◆ **DATA PROVIDED**:
<<<<

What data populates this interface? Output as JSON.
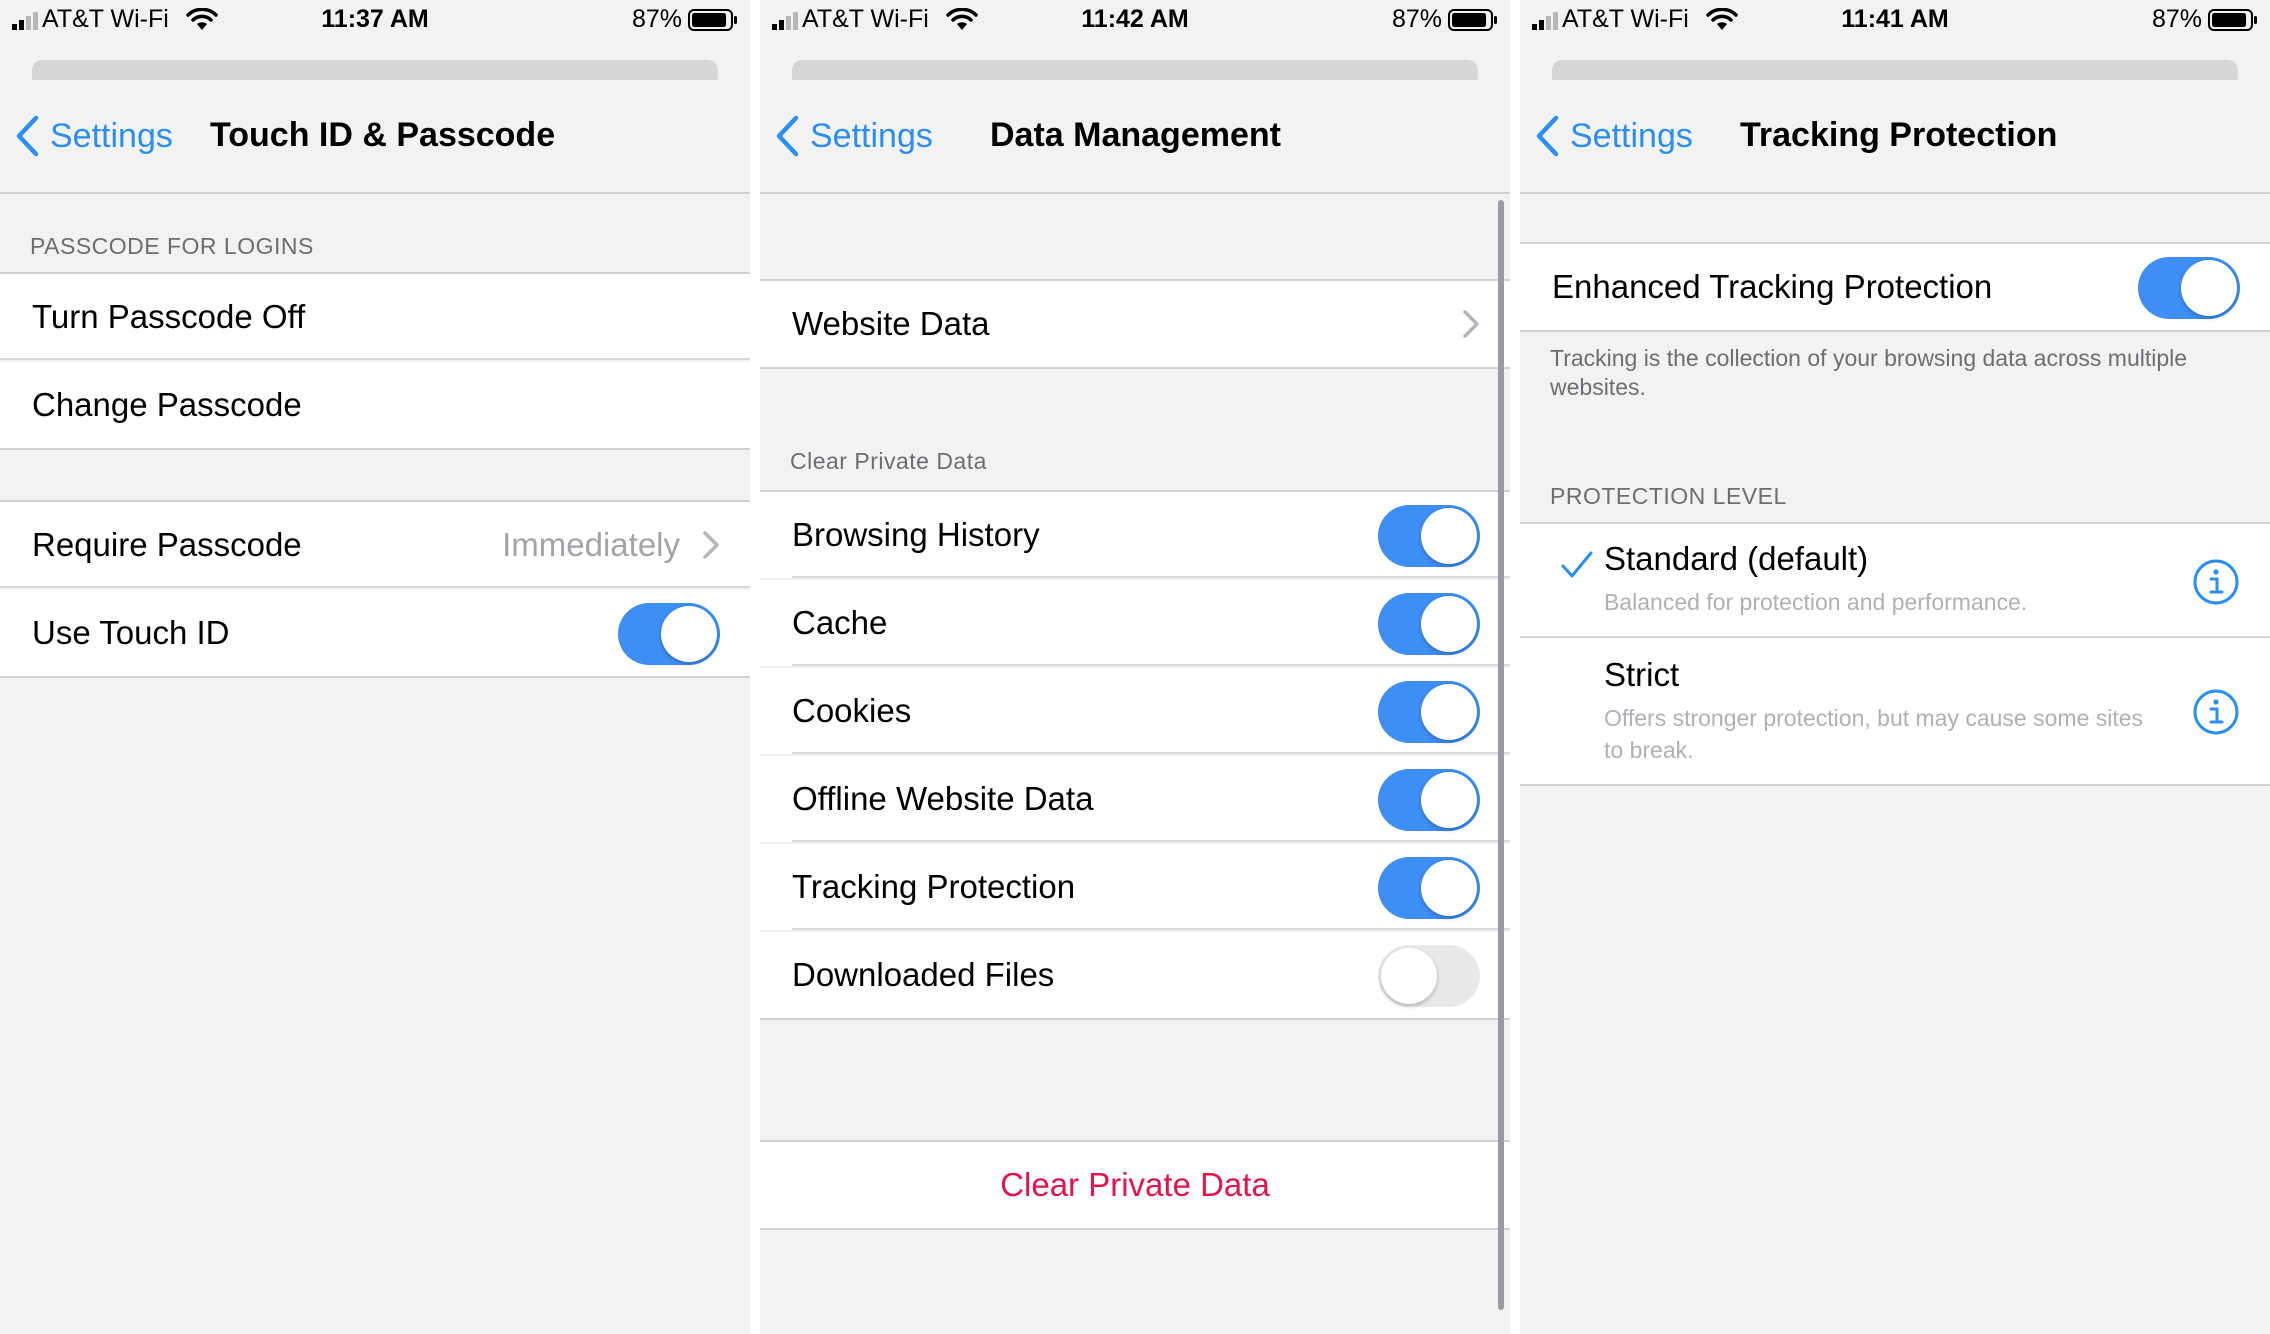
{
  "colors": {
    "accent": "#2c8ef0",
    "toggle_on": "#3d8ff5",
    "toggle_off": "#e9e9ea",
    "destructive": "#e0144f",
    "background": "#f2f2f3"
  },
  "screens": [
    {
      "status": {
        "carrier": "AT&T Wi-Fi",
        "time": "11:37 AM",
        "battery": "87%"
      },
      "nav": {
        "back_label": "Settings",
        "title": "Touch ID & Passcode"
      },
      "section_header": "PASSCODE FOR LOGINS",
      "items": [
        {
          "label": "Turn Passcode Off"
        },
        {
          "label": "Change Passcode"
        }
      ],
      "items2": [
        {
          "label": "Require Passcode",
          "value": "Immediately"
        },
        {
          "label": "Use Touch ID",
          "toggle": true
        }
      ]
    },
    {
      "status": {
        "carrier": "AT&T Wi-Fi",
        "time": "11:42 AM",
        "battery": "87%"
      },
      "nav": {
        "back_label": "Settings",
        "title": "Data Management"
      },
      "website_data": {
        "label": "Website Data"
      },
      "section_header": "Clear Private Data",
      "toggles": [
        {
          "label": "Browsing History",
          "on": true
        },
        {
          "label": "Cache",
          "on": true
        },
        {
          "label": "Cookies",
          "on": true
        },
        {
          "label": "Offline Website Data",
          "on": true
        },
        {
          "label": "Tracking Protection",
          "on": true
        },
        {
          "label": "Downloaded Files",
          "on": false
        }
      ],
      "clear_button": "Clear Private Data"
    },
    {
      "status": {
        "carrier": "AT&T Wi-Fi",
        "time": "11:41 AM",
        "battery": "87%"
      },
      "nav": {
        "back_label": "Settings",
        "title": "Tracking Protection"
      },
      "etp": {
        "label": "Enhanced Tracking Protection",
        "on": true
      },
      "etp_footer": "Tracking is the collection of your browsing data across multiple websites.",
      "section_header": "PROTECTION LEVEL",
      "levels": [
        {
          "title": "Standard (default)",
          "subtitle": "Balanced for protection and performance.",
          "selected": true
        },
        {
          "title": "Strict",
          "subtitle": "Offers stronger protection, but may cause some sites to break.",
          "selected": false
        }
      ]
    }
  ]
}
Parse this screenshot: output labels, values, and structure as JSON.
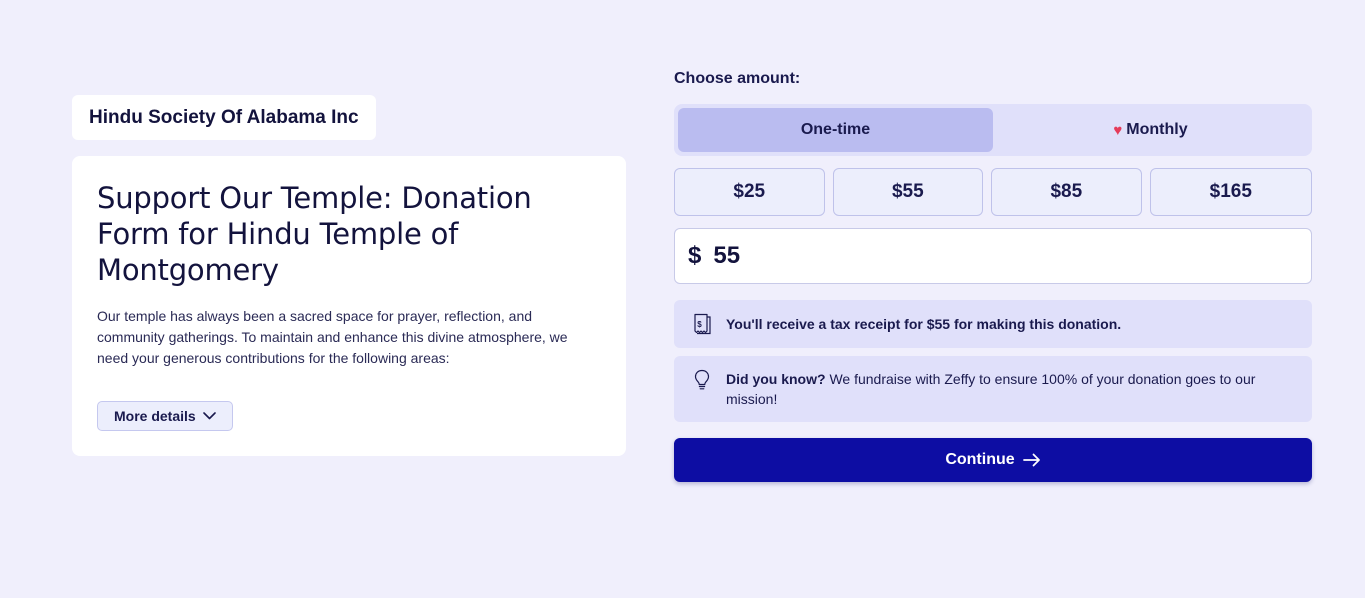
{
  "organization": {
    "name": "Hindu Society Of Alabama Inc"
  },
  "campaign": {
    "title": "Support Our Temple: Donation Form for Hindu Temple of Montgomery",
    "description": "Our temple has always been a sacred space for prayer, reflection, and community gatherings. To maintain and enhance this divine atmosphere, we need your generous contributions for the following areas:",
    "more_details_label": "More details"
  },
  "donation": {
    "choose_label": "Choose amount:",
    "frequency": {
      "options": [
        "One-time",
        "Monthly"
      ],
      "selected": "One-time"
    },
    "amounts": [
      "$25",
      "$55",
      "$85",
      "$165"
    ],
    "currency_symbol": "$",
    "amount_value": "55",
    "receipt_notice": "You'll receive a tax receipt for $55 for making this donation.",
    "tip": {
      "lead": "Did you know?",
      "body": " We fundraise with Zeffy to ensure 100% of your donation goes to our mission!"
    },
    "continue_label": "Continue"
  },
  "colors": {
    "background": "#f0effc",
    "accent": "#0d0da3",
    "toggle_active": "#babcf0",
    "heart": "#e53b5a"
  },
  "icons": {
    "monthly": "heart-icon",
    "receipt": "receipt-icon",
    "tip": "lightbulb-icon",
    "more_details": "chevron-down-icon",
    "continue": "arrow-right-icon"
  }
}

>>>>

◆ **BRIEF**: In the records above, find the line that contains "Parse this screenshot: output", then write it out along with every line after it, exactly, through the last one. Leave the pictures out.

◆ **PROBLEM SOLUTION**:
Parse this screenshot: output labels, values, and structure as JSON.
{
  "organization": {
    "name": "Hindu Society Of Alabama Inc"
  },
  "campaign": {
    "title": "Support Our Temple: Donation Form for Hindu Temple of Montgomery",
    "description": "Our temple has always been a sacred space for prayer, reflection, and community gatherings. To maintain and enhance this divine atmosphere, we need your generous contributions for the following areas:",
    "more_details_label": "More details"
  },
  "donation": {
    "choose_label": "Choose amount:",
    "frequency": {
      "options": [
        "One-time",
        "Monthly"
      ],
      "selected": "One-time"
    },
    "amounts": [
      "$25",
      "$55",
      "$85",
      "$165"
    ],
    "currency_symbol": "$",
    "amount_value": "55",
    "receipt_notice": "You'll receive a tax receipt for $55 for making this donation.",
    "tip": {
      "lead": "Did you know?",
      "body": " We fundraise with Zeffy to ensure 100% of your donation goes to our mission!"
    },
    "continue_label": "Continue"
  },
  "colors": {
    "background": "#f0effc",
    "accent": "#0d0da3",
    "toggle_active": "#babcf0",
    "heart": "#e53b5a"
  },
  "icons": {
    "monthly": "heart-icon",
    "receipt": "receipt-icon",
    "tip": "lightbulb-icon",
    "more_details": "chevron-down-icon",
    "continue": "arrow-right-icon"
  }
}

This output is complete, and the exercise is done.